Problem to work on: The answer must consist of every line from the entries that holds the word "host".

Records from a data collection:
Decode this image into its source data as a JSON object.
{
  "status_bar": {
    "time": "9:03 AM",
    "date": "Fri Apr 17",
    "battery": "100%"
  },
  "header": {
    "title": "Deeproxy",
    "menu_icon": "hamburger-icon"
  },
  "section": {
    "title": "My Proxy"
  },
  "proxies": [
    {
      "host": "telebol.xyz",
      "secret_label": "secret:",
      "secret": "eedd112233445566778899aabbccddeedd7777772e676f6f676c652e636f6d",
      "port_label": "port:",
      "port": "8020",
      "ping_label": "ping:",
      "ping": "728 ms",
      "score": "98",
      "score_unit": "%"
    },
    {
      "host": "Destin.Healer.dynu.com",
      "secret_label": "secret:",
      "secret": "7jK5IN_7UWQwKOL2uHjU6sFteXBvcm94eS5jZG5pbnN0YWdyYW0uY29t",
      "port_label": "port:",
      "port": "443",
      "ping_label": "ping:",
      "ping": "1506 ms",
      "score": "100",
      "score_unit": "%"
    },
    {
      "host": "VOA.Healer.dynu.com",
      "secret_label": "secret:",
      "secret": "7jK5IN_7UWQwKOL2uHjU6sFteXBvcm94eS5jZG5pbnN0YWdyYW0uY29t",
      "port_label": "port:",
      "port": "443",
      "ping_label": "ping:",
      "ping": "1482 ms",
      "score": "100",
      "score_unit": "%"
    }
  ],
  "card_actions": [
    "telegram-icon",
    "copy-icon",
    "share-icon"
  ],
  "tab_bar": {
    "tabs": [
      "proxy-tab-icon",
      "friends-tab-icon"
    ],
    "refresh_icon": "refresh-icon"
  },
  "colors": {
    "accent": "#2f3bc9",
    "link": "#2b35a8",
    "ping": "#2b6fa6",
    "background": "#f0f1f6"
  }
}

Problem solution:
      "host": "telebol.xyz",
      "host": "Destin.Healer.dynu.com",
      "host": "VOA.Healer.dynu.com",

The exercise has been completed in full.